Gay Talese was on the edge of his seat. James Salter stood in a canvas jacket, about to give his speech at the Paris Review Spring Revel in his cracked but majesterial tenor, and Gay Talese was really, really liking it.
“He was just giddy,” said Philip Gourevitch, who took over the Review after George Plimpton passed and handed the reigns to Lorin Stein last year. Mr. Gourevich and wife, Larissa MacFarquhar, had been sitting at Mr. Talese’s table. “All dinner he was the same grumpy Gay, but Jim connected with him.”
Mr. Salter was in town to collect the literary magazine’s annual Hadada award, which is named for its mascot, an African bird. “I can’t pick this up, it’s too heavy,” Mr. Salter said upon lifting the funny avian statue. He spoke at length about his long involvement with the Review, starting with a phone call from Mr. Plimpton asking permission to publish his first masterpiece, A Sport and a Pastime.
The legendary writer was clearly touched.
“This is my Stockholm,” he said before walking off the stage with Mr. Stein.
The ceremony also honored — and with fanfare! a roaming jazz band! endless cocktails! — the young April Ayers Lawson with the Plimpton prize and Elif Batuman with the inaugural Terry Southern Prize for Humor.
“I wonder if Terry Southern would have won a Terry Southern award for humor,” said practiced prize presenter Fran Lebowitz. “The answer, of course, is no.”
Ms. Lebowitz also regaled the crowd with one of the many stories she has neglected to actually write down. This anecdote involved Robert Redford, who was slated to appear on stage later and introduce Mr. Salter.
“In the late 1970s I was on a plane with Robert Redford, an L.A. to New York flight,” Ms. Lebowitz said. “As soon as he boarded he was instantly surrounded by all the stewardesses on the plane. The entire flight, all the stewardesses were around Robert Redford. ‘Would you like a drink, would you like a lobster, would you like a steak, is there anything possible we can give you’ — ignoring every other passenger. They reduced all the other passengers to waving their arms in the air saying, ‘Excuse me! Excuse me!’ to no avail. Finally halfway across the country I leaned over, tapped him on the arm and said, ‘I’m very sorry to bother you, but could you please order me a club soda?’”
“Fran, I’m sorry,” Mr. Redford said as soon as he took the microphone. “I don’t remember you, but I do remember the stewardesses.”
After the ceremony, Mr. Stein arranged for an impromptu after party at The Campbell Apartments, an old-time bar in a corner nook of Grand Central Station. Sam Lipsyte and Gary Shteyngart made the trip across the street. We introduced ourselves, and Mr. Shteyngart mentioned an old article about his first novel, which he referred to in the moment as “The Russian Debutante’s Handjob.” We corrected him.
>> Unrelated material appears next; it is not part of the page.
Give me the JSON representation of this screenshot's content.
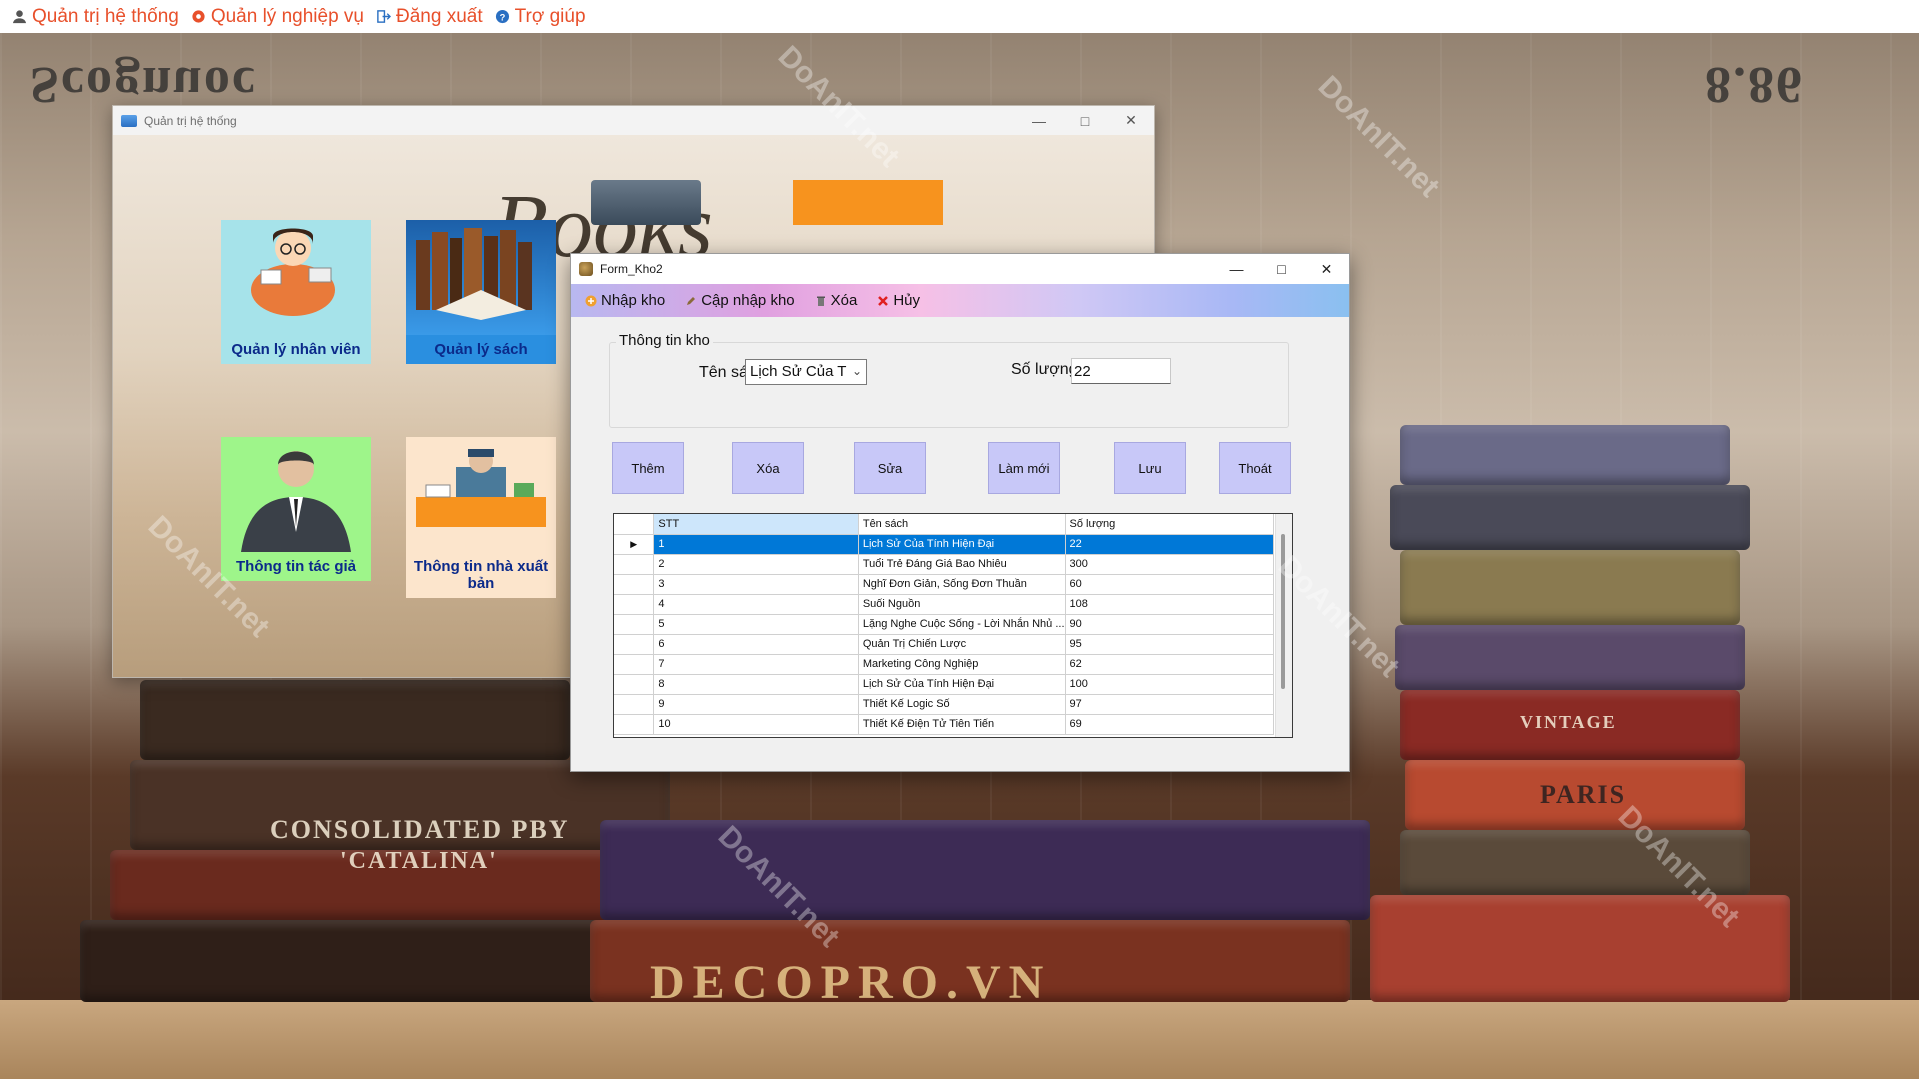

Then, upon learning The Observer’s age, the author fondly recounted his follies of youth.
“When I was 23 I was addicted to horse tranquilizers,” Shteyngart said.
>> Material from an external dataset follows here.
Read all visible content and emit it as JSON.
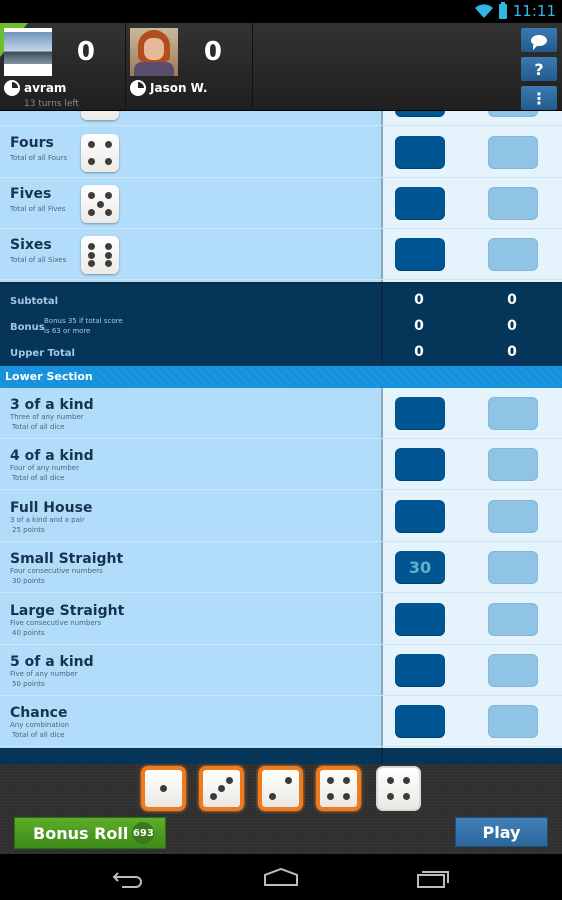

A veterinarian friend provided the goods.
“It was a disassociated state. Ah, you just sail off into the sky. It’s used to pacify the horse but I ain’t no horse, I’m a 135-pound man!”
He got over it.
“I just started drinking. It’s more treatable. I’m about to treat it now.”